The College Bulletin of 1977 completely excised C&B from any relation to theater. The department of drama was renamed the department of theater (whose production wing was not C&B, but rather Williams College Theater a year later to be renamed Williamstheatre) and the major was instated. Like today, in order to complete the major a student must work on eight productions, all of which must be Williamstheatre, not C&B. C&B suddenly became just an extracurricular activity, losing any control in the AMT (with the exception of two cramped rooms for storage). So much for C&B’s “permanent home.”
This brings us to the 2002 school year, where little has changed since 1977. As some might recall, the Record published an article in the fall explaining the growing strain between the theater department and C&B. As part of a new policy, the theater department chose to eliminate one of the performance spaces that it had been allotting to C&B in the past. The past twenty-five years have seen the once illustrious C&B, producer of some of the biggest and most lavish shows in Williams history and the most important force in the development of theater at Williams (in fact it was C&B members who petitioned for the instating of a major), pushed aside in its own home.
As of right now, none of the plans for the new theater specifically mention C&B. In fact, C&B, once the sole producing agent of the AMT and whose members would not be left off any theater committee, was not even asked to have a representative on the committee for the new theater.
The best we at the organization have received is “wait until it gets built and then talk to members of the committee to see if they let you have space.” There is no guarantee, as is clear from the fact that the name C&B did not appear on any of the plans or information on the new complex, leaving just a pervading sense of anxiety and fragile hope.
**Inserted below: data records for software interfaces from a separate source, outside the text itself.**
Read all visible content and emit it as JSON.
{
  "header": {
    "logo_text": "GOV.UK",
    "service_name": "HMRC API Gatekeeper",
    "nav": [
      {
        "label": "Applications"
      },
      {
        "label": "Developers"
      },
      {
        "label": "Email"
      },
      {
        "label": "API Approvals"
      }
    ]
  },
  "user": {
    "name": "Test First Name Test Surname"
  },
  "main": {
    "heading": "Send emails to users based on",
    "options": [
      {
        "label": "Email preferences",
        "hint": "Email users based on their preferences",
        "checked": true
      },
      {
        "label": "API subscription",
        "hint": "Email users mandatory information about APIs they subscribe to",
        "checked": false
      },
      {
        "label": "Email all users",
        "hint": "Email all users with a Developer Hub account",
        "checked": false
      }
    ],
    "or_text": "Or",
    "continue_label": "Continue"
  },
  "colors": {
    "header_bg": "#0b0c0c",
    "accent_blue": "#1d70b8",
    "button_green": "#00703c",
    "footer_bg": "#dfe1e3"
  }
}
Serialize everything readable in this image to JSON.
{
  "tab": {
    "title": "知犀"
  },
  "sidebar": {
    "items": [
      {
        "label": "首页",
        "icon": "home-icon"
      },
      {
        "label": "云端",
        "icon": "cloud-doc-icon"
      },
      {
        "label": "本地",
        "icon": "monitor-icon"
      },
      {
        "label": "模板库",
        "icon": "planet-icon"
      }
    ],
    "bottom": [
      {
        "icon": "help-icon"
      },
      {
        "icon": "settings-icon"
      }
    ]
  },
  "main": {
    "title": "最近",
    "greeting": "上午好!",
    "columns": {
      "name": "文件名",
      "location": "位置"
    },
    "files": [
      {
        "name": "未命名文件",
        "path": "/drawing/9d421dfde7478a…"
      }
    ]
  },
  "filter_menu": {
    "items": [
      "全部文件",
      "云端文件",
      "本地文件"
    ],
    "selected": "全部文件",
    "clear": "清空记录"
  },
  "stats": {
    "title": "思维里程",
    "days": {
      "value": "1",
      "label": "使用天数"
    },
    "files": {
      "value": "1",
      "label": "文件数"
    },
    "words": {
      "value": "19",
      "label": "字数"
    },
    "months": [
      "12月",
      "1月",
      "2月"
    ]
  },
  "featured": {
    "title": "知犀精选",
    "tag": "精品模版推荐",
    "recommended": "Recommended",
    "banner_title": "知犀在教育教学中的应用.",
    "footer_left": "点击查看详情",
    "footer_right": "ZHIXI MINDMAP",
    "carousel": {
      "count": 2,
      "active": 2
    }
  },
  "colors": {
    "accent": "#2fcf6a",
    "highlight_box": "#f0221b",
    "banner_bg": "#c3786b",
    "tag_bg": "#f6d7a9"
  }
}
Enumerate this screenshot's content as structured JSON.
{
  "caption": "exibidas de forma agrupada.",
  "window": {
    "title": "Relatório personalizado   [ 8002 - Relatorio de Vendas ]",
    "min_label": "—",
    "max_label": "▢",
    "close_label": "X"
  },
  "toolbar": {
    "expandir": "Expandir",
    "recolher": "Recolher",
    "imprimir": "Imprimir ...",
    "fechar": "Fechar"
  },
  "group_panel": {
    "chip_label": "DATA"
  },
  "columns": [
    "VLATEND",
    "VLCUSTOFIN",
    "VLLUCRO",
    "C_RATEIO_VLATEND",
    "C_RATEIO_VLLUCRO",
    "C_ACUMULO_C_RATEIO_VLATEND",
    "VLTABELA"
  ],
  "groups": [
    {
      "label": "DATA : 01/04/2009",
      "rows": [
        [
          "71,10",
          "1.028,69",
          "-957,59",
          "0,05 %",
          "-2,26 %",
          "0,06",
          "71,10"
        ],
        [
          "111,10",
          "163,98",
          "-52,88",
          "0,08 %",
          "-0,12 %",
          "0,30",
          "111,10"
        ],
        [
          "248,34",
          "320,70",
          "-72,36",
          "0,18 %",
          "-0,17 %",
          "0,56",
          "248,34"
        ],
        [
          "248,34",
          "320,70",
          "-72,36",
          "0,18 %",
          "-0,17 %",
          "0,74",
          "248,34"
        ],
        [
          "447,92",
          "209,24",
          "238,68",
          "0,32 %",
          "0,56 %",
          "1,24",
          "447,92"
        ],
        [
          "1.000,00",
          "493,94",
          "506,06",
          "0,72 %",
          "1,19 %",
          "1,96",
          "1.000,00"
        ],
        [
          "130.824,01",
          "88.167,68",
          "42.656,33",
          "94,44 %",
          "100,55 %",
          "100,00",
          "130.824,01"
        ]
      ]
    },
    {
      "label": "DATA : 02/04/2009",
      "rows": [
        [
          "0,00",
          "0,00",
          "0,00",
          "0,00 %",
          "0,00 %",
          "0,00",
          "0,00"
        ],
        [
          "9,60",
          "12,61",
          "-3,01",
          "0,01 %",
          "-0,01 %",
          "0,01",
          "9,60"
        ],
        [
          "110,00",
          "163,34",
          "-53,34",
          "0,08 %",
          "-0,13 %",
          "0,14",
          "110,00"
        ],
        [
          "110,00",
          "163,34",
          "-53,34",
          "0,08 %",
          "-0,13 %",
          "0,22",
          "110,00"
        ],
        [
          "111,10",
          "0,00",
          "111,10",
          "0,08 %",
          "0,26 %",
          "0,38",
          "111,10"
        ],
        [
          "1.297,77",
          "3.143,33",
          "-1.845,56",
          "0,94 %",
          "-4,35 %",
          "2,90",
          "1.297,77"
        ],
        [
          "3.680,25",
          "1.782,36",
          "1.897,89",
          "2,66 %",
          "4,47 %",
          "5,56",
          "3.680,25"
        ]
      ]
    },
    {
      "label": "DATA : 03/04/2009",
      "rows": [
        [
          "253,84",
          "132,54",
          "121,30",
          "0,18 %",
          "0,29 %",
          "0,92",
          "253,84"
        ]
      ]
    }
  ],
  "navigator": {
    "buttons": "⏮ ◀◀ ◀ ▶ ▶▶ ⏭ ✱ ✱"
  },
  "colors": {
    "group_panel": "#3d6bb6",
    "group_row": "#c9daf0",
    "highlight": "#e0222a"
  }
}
In light of the history of theater at Williams, especially since the building of the AMT, completely ignoring C&B is inexcusable. Until the 1970s C&B was theater at Williams and even since then, we have put on shows that have sold out the 479-person Mainstage (most recently “Into the Woods” and the 2000 Frosh Revue) – not a small feat, nor one that is accomplished often these days. This year alone, over 1,600 people have come to see our performances, with another 500 expected for our final two shows. Extra-curricular or not, C&B has a full season and is just as successful within the community as it ever was.
Since the moment C&B was relegated to an extracurricular, the academic community has found it acceptable to keep C&B at its mercy, changing policy when it chooses to do so without regards to C&B and going so far as to build a new theater without the input of the organization whose home was the AMT. But the history and the numbers speak for themselves. C&B is not just a small extra-curricular activity on campus. Theater at Williams â€“ both on the extra-curricular and the academic level â€“ owes what it has become to the rich history of one organization: C&B. This must be recognized and, more importantly, C&B must be recognized in plans for the new theater and in the policies that will be used to run it.
If you want more information, or if you want to express your opinion to one of the campus’s oldest and most prominent organizations, e-mail the Cap & Bells Board at email@example.com.